→ **About this exercise**
Search the entries below for "icon" and copy each matching line.

Start of Provided data

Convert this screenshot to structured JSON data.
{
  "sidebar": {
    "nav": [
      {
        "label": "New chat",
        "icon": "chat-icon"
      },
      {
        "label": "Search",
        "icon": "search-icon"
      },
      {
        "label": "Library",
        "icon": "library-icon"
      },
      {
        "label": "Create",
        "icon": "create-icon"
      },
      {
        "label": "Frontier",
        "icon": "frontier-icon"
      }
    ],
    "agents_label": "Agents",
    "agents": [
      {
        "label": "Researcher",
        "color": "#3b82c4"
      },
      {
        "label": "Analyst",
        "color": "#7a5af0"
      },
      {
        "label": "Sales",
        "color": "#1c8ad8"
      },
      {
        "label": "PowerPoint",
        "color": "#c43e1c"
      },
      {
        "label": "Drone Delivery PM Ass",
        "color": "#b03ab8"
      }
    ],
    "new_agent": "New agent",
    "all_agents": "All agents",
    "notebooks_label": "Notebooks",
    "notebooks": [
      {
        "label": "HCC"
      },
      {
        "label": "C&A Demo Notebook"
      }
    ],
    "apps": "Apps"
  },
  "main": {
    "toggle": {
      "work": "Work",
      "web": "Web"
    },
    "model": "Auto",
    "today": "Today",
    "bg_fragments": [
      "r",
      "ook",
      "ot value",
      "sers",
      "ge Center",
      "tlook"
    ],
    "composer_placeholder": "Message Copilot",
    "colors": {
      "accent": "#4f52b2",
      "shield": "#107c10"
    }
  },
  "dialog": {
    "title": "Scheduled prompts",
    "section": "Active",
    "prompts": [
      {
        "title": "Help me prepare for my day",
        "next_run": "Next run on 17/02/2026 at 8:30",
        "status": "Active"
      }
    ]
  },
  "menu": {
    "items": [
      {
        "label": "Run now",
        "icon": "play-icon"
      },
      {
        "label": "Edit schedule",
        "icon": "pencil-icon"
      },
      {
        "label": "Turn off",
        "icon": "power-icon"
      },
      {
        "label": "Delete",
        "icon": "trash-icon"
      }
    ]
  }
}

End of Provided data

→ **Output below**
        "icon": "chat-icon"
        "icon": "search-icon"
        "icon": "library-icon"
        "icon": "create-icon"
        "icon": "frontier-icon"
        "icon": "play-icon"
        "icon": "pencil-icon"
        "icon": "power-icon"
        "icon": "trash-icon"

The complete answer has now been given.